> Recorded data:
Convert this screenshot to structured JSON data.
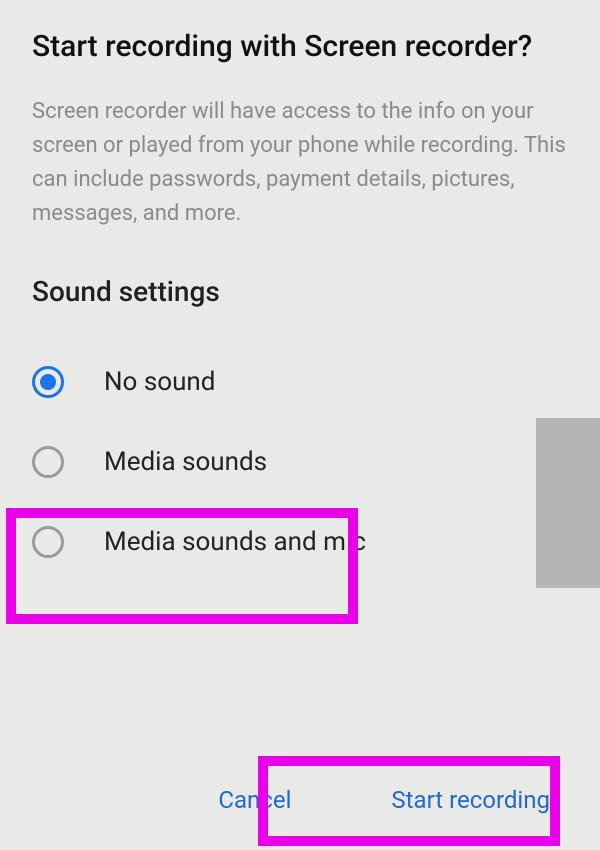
{
  "dialog": {
    "title": "Start recording with Screen recorder?",
    "description": "Screen recorder will have access to the info on your screen or played from your phone while recording. This can include passwords, payment details, pictures, messages, and more.",
    "section_heading": "Sound settings",
    "options": [
      {
        "label": "No sound",
        "selected": true
      },
      {
        "label": "Media sounds",
        "selected": false
      },
      {
        "label": "Media sounds and mic",
        "selected": false
      }
    ],
    "buttons": {
      "cancel": "Cancel",
      "start": "Start recording"
    }
  }
}
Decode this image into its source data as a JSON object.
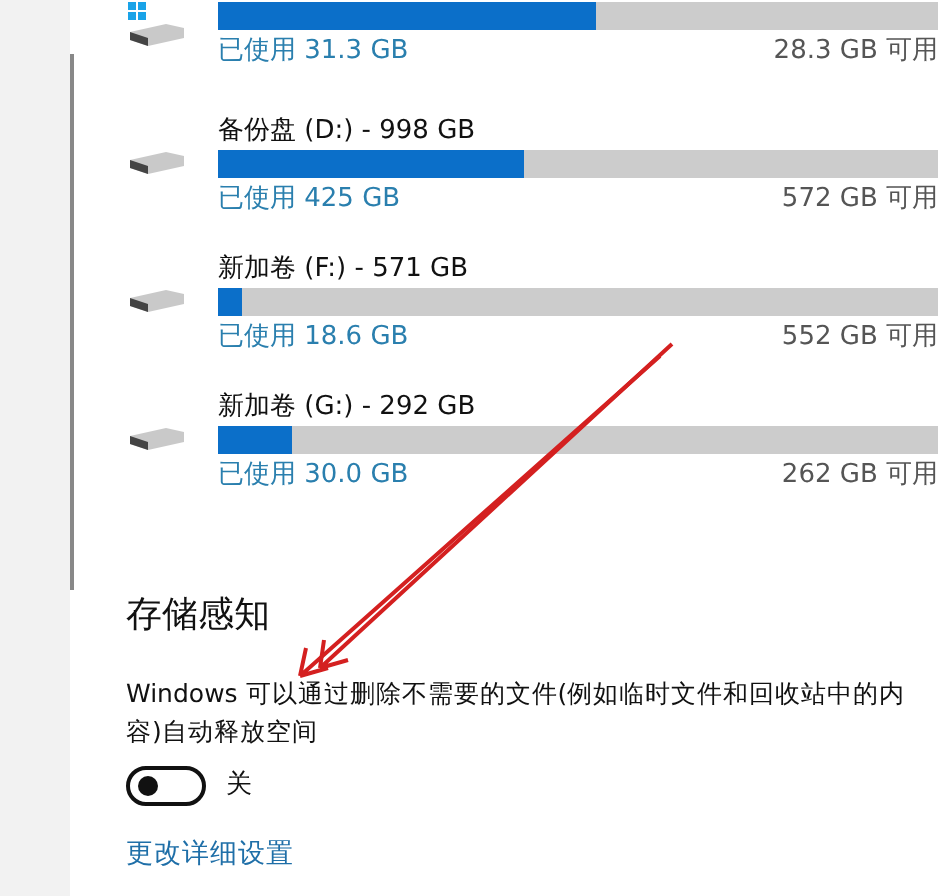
{
  "drives": [
    {
      "kind": "system",
      "level": 0.525,
      "used": "已使用 31.3 GB",
      "free": "28.3 GB 可用"
    },
    {
      "kind": "disk",
      "title": "备份盘 (D:) - 998 GB",
      "level": 0.426,
      "used": "已使用 425 GB",
      "free": "572 GB 可用"
    },
    {
      "kind": "disk",
      "title": "新加卷 (F:) - 571 GB",
      "level": 0.033,
      "used": "已使用 18.6 GB",
      "free": "552 GB 可用"
    },
    {
      "kind": "disk",
      "title": "新加卷 (G:) - 292 GB",
      "level": 0.103,
      "used": "已使用 30.0 GB",
      "free": "262 GB 可用"
    }
  ],
  "storage_sense": {
    "heading": "存储感知",
    "description": "Windows 可以通过删除不需要的文件(例如临时文件和回收站中的内容)自动释放空间",
    "toggle": {
      "on": false,
      "label": "关"
    },
    "link": "更改详细设置"
  }
}
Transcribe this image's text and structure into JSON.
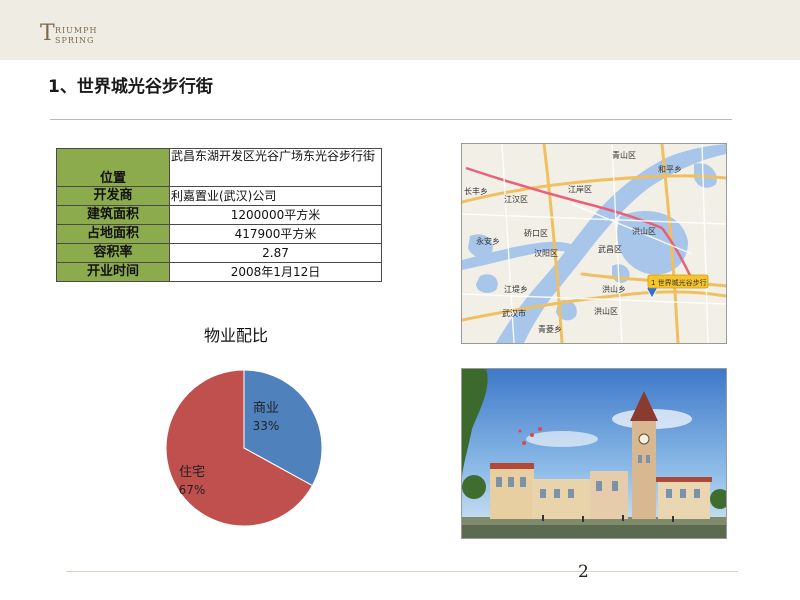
{
  "logo": {
    "letter": "T",
    "line1": "RIUMPH",
    "line2": "SPRING"
  },
  "title": "1、世界城光谷步行街",
  "table": [
    {
      "key": "位置",
      "value": "武昌东湖开发区光谷广场东光谷步行街"
    },
    {
      "key": "开发商",
      "value": "利嘉置业(武汉)公司"
    },
    {
      "key": "建筑面积",
      "value": "1200000平方米"
    },
    {
      "key": "占地面积",
      "value": "417900平方米"
    },
    {
      "key": "容积率",
      "value": "2.87"
    },
    {
      "key": "开业时间",
      "value": "2008年1月12日"
    }
  ],
  "map": {
    "labels": [
      "青山区",
      "和平乡",
      "长丰乡",
      "江汉区",
      "江岸区",
      "硚口区",
      "汉阳区",
      "武昌区",
      "洪山区",
      "洪山乡",
      "永安乡",
      "江堤乡",
      "青菱乡",
      "武汉市",
      "洪山区",
      "1 世界城光谷步行"
    ]
  },
  "page_number": "2",
  "chart_data": {
    "type": "pie",
    "title": "物业配比",
    "categories": [
      "商业",
      "住宅"
    ],
    "values": [
      33,
      67
    ],
    "labels": [
      "33%",
      "67%"
    ],
    "colors": [
      "#4f81bd",
      "#c0504d"
    ],
    "legend": "none"
  }
}
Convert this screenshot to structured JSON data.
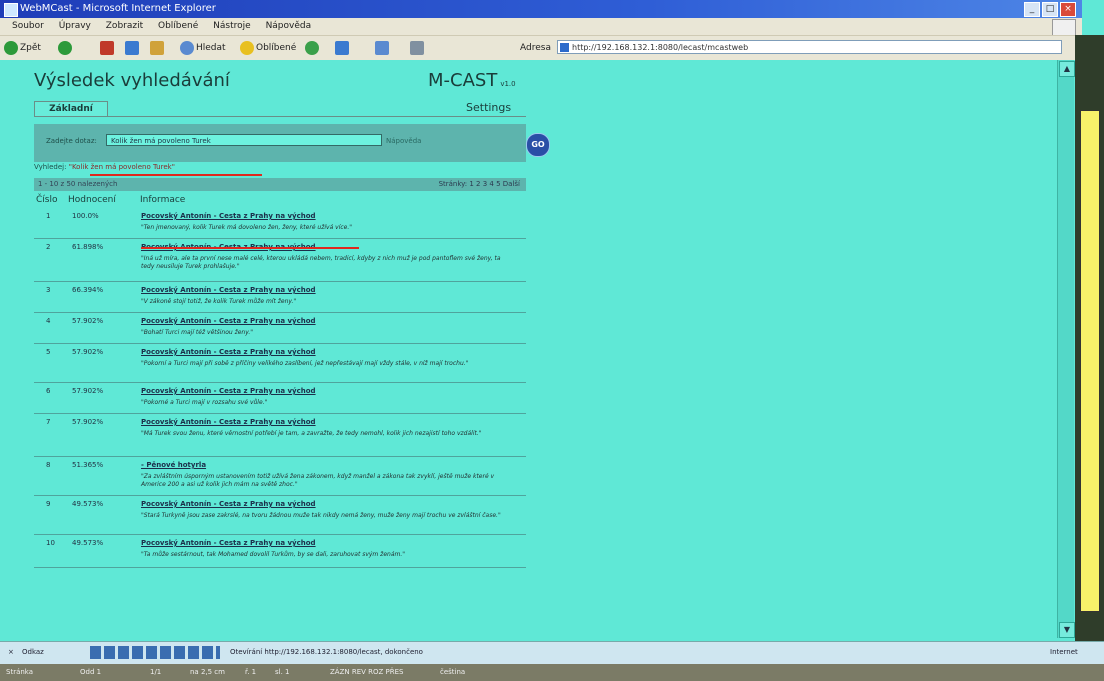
{
  "window": {
    "title": "WebMCast - Microsoft Internet Explorer"
  },
  "menu": {
    "items": [
      "Soubor",
      "Úpravy",
      "Zobrazit",
      "Oblíbené",
      "Nástroje",
      "Nápověda"
    ]
  },
  "toolbar": {
    "back": "Zpět",
    "search": "Hledat",
    "favorites": "Oblíbené",
    "address_label": "Adresa",
    "address_value": "http://192.168.132.1:8080/lecast/mcastweb"
  },
  "page": {
    "title": "Výsledek vyhledávání",
    "brand": "M-CAST",
    "brand_version": "v1.0",
    "tab_basic": "Základní",
    "tab_settings": "Settings",
    "search_label": "Zadejte dotaz:",
    "search_value": "Kolik žen má povoleno Turek",
    "help_link": "Nápověda",
    "go_button": "GO",
    "results_for_prefix": "Vyhledej:",
    "results_for_query": "\"Kolik žen má povoleno Turek\"",
    "pager_left": "1 - 10 z 50 nalezených",
    "pager_right": "Stránky: 1 2 3 4 5 Další",
    "col_num": "Číslo",
    "col_score": "Hodnocení",
    "col_info": "Informace"
  },
  "results": [
    {
      "num": "1",
      "score": "100.0%",
      "title": "Pocovský Antonín - Cesta z Prahy na východ",
      "snippet": "\"Ten jmenovaný, kolik Turek má dovoleno žen, ženy, které užívá více.\""
    },
    {
      "num": "2",
      "score": "61.898%",
      "title": "Pocovský Antonín - Cesta z Prahy na východ",
      "snippet": "\"Iná už míra, ale ta první nese malé celé, kterou ukládá nebem, tradicí, kdyby z nich muž je pod pantoflem své ženy, ta tedy neusiluje Turek prohlašuje.\""
    },
    {
      "num": "3",
      "score": "66.394%",
      "title": "Pocovský Antonín - Cesta z Prahy na východ",
      "snippet": "\"V zákoně stojí totiž, že kolik Turek může mít ženy.\""
    },
    {
      "num": "4",
      "score": "57.902%",
      "title": "Pocovský Antonín - Cesta z Prahy na východ",
      "snippet": "\"Bohatí Turci mají též většinou ženy.\""
    },
    {
      "num": "5",
      "score": "57.902%",
      "title": "Pocovský Antonín - Cesta z Prahy na východ",
      "snippet": "\"Pokorní a Turci mají při sobě z příčiny velikého zaslíbení, jež nepřestávají mají vždy stále, v níž mají trochu.\""
    },
    {
      "num": "6",
      "score": "57.902%",
      "title": "Pocovský Antonín - Cesta z Prahy na východ",
      "snippet": "\"Pokorné a Turci mají v rozsahu své vůle.\""
    },
    {
      "num": "7",
      "score": "57.902%",
      "title": "Pocovský Antonín - Cesta z Prahy na východ",
      "snippet": "\"Má Turek svou ženu, které věrnostní potřebí je tam, a zavražte, že tedy nemohl, kolik jich nezajistí toho vzdálit.\""
    },
    {
      "num": "8",
      "score": "51.365%",
      "title": "- Pěnové hotyrla",
      "snippet": "\"Za zvláštním úsporným ustanovením totiž užívá žena zákonem, když manžel a zákona tak zvyklí, ještě muže které v Americe 200 a asi už kolik jich mám na světě zhoc.\""
    },
    {
      "num": "9",
      "score": "49.573%",
      "title": "Pocovský Antonín - Cesta z Prahy na východ",
      "snippet": "\"Stará Turkyně jsou zase zakrslé, na tvoru žádnou muže tak nikdy nemá ženy, muže ženy mají trochu ve zvláštní čase.\""
    },
    {
      "num": "10",
      "score": "49.573%",
      "title": "Pocovský Antonín - Cesta z Prahy na východ",
      "snippet": "\"Ta může sestárnout, tak Mohamed dovolil Turkům, by se dali, zaruhovat svým ženám.\""
    }
  ],
  "statusbar": {
    "menu_label": "Odkaz",
    "status_text": "Otevírání http://192.168.132.1:8080/lecast, dokončeno",
    "zone": "Internet"
  },
  "bottombar": {
    "a": "Stránka",
    "b": "Odd 1",
    "c": "1/1",
    "d": "na 2,5 cm",
    "e": "ř. 1",
    "f": "sl. 1",
    "g": "ZÁZN REV ROZ PŘES",
    "h": "čeština"
  }
}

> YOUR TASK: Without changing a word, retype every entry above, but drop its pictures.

> ANSWER BOX:
Convert this screenshot to structured JSON data.
{
  "dialog": {
    "title": "Start recording with Screen recorder?",
    "description": "Screen recorder will have access to the info on your screen or played from your phone while recording. This can include passwords, payment details, pictures, messages, and more.",
    "section_heading": "Sound settings",
    "options": [
      {
        "label": "No sound",
        "selected": true
      },
      {
        "label": "Media sounds",
        "selected": false
      },
      {
        "label": "Media sounds and mic",
        "selected": false
      }
    ],
    "buttons": {
      "cancel": "Cancel",
      "start": "Start recording"
    }
  }
}
Decode this image into its source data as a JSON object.
{
  "drives": [
    {
      "kind": "system",
      "level": 0.525,
      "used": "已使用 31.3 GB",
      "free": "28.3 GB 可用"
    },
    {
      "kind": "disk",
      "title": "备份盘 (D:) - 998 GB",
      "level": 0.426,
      "used": "已使用 425 GB",
      "free": "572 GB 可用"
    },
    {
      "kind": "disk",
      "title": "新加卷 (F:) - 571 GB",
      "level": 0.033,
      "used": "已使用 18.6 GB",
      "free": "552 GB 可用"
    },
    {
      "kind": "disk",
      "title": "新加卷 (G:) - 292 GB",
      "level": 0.103,
      "used": "已使用 30.0 GB",
      "free": "262 GB 可用"
    }
  ],
  "storage_sense": {
    "heading": "存储感知",
    "description": "Windows 可以通过删除不需要的文件(例如临时文件和回收站中的内容)自动释放空间",
    "toggle": {
      "on": false,
      "label": "关"
    },
    "link": "更改详细设置"
  }
}
Transcribe this image's text and structure into JSON.
{
  "logo": {
    "letter": "T",
    "line1": "RIUMPH",
    "line2": "SPRING"
  },
  "title": "1、世界城光谷步行街",
  "table": [
    {
      "key": "位置",
      "value": "武昌东湖开发区光谷广场东光谷步行街"
    },
    {
      "key": "开发商",
      "value": "利嘉置业(武汉)公司"
    },
    {
      "key": "建筑面积",
      "value": "1200000平方米"
    },
    {
      "key": "占地面积",
      "value": "417900平方米"
    },
    {
      "key": "容积率",
      "value": "2.87"
    },
    {
      "key": "开业时间",
      "value": "2008年1月12日"
    }
  ],
  "map": {
    "labels": [
      "青山区",
      "和平乡",
      "长丰乡",
      "江汉区",
      "江岸区",
      "硚口区",
      "汉阳区",
      "武昌区",
      "洪山区",
      "洪山乡",
      "永安乡",
      "江堤乡",
      "青菱乡",
      "武汉市",
      "洪山区",
      "1 世界城光谷步行"
    ]
  },
  "page_number": "2",
  "chart_data": {
    "type": "pie",
    "title": "物业配比",
    "categories": [
      "商业",
      "住宅"
    ],
    "values": [
      33,
      67
    ],
    "labels": [
      "33%",
      "67%"
    ],
    "colors": [
      "#4f81bd",
      "#c0504d"
    ],
    "legend": "none"
  }
}
Convert this screenshot to structured JSON data.
{
  "window": {
    "title": "WebMCast - Microsoft Internet Explorer"
  },
  "menu": {
    "items": [
      "Soubor",
      "Úpravy",
      "Zobrazit",
      "Oblíbené",
      "Nástroje",
      "Nápověda"
    ]
  },
  "toolbar": {
    "back": "Zpět",
    "search": "Hledat",
    "favorites": "Oblíbené",
    "address_label": "Adresa",
    "address_value": "http://192.168.132.1:8080/lecast/mcastweb"
  },
  "page": {
    "title": "Výsledek vyhledávání",
    "brand": "M-CAST",
    "brand_version": "v1.0",
    "tab_basic": "Základní",
    "tab_settings": "Settings",
    "search_label": "Zadejte dotaz:",
    "search_value": "Kolik žen má povoleno Turek",
    "help_link": "Nápověda",
    "go_button": "GO",
    "results_for_prefix": "Vyhledej:",
    "results_for_query": "\"Kolik žen má povoleno Turek\"",
    "pager_left": "1 - 10 z 50 nalezených",
    "pager_right": "Stránky: 1 2 3 4 5 Další",
    "col_num": "Číslo",
    "col_score": "Hodnocení",
    "col_info": "Informace"
  },
  "results": [
    {
      "num": "1",
      "score": "100.0%",
      "title": "Pocovský Antonín - Cesta z Prahy na východ",
      "snippet": "\"Ten jmenovaný, kolik Turek má dovoleno žen, ženy, které užívá více.\""
    },
    {
      "num": "2",
      "score": "61.898%",
      "title": "Pocovský Antonín - Cesta z Prahy na východ",
      "snippet": "\"Iná už míra, ale ta první nese malé celé, kterou ukládá nebem, tradicí, kdyby z nich muž je pod pantoflem své ženy, ta tedy neusiluje Turek prohlašuje.\""
    },
    {
      "num": "3",
      "score": "66.394%",
      "title": "Pocovský Antonín - Cesta z Prahy na východ",
      "snippet": "\"V zákoně stojí totiž, že kolik Turek může mít ženy.\""
    },
    {
      "num": "4",
      "score": "57.902%",
      "title": "Pocovský Antonín - Cesta z Prahy na východ",
      "snippet": "\"Bohatí Turci mají též většinou ženy.\""
    },
    {
      "num": "5",
      "score": "57.902%",
      "title": "Pocovský Antonín - Cesta z Prahy na východ",
      "snippet": "\"Pokorní a Turci mají při sobě z příčiny velikého zaslíbení, jež nepřestávají mají vždy stále, v níž mají trochu.\""
    },
    {
      "num": "6",
      "score": "57.902%",
      "title": "Pocovský Antonín - Cesta z Prahy na východ",
      "snippet": "\"Pokorné a Turci mají v rozsahu své vůle.\""
    },
    {
      "num": "7",
      "score": "57.902%",
      "title": "Pocovský Antonín - Cesta z Prahy na východ",
      "snippet": "\"Má Turek svou ženu, které věrnostní potřebí je tam, a zavražte, že tedy nemohl, kolik jich nezajistí toho vzdálit.\""
    },
    {
      "num": "8",
      "score": "51.365%",
      "title": "- Pěnové hotyrla",
      "snippet": "\"Za zvláštním úsporným ustanovením totiž užívá žena zákonem, když manžel a zákona tak zvyklí, ještě muže které v Americe 200 a asi už kolik jich mám na světě zhoc.\""
    },
    {
      "num": "9",
      "score": "49.573%",
      "title": "Pocovský Antonín - Cesta z Prahy na východ",
      "snippet": "\"Stará Turkyně jsou zase zakrslé, na tvoru žádnou muže tak nikdy nemá ženy, muže ženy mají trochu ve zvláštní čase.\""
    },
    {
      "num": "10",
      "score": "49.573%",
      "title": "Pocovský Antonín - Cesta z Prahy na východ",
      "snippet": "\"Ta může sestárnout, tak Mohamed dovolil Turkům, by se dali, zaruhovat svým ženám.\""
    }
  ],
  "statusbar": {
    "menu_label": "Odkaz",
    "status_text": "Otevírání http://192.168.132.1:8080/lecast, dokončeno",
    "zone": "Internet"
  },
  "bottombar": {
    "a": "Stránka",
    "b": "Odd 1",
    "c": "1/1",
    "d": "na 2,5 cm",
    "e": "ř. 1",
    "f": "sl. 1",
    "g": "ZÁZN REV ROZ PŘES",
    "h": "čeština"
  }
}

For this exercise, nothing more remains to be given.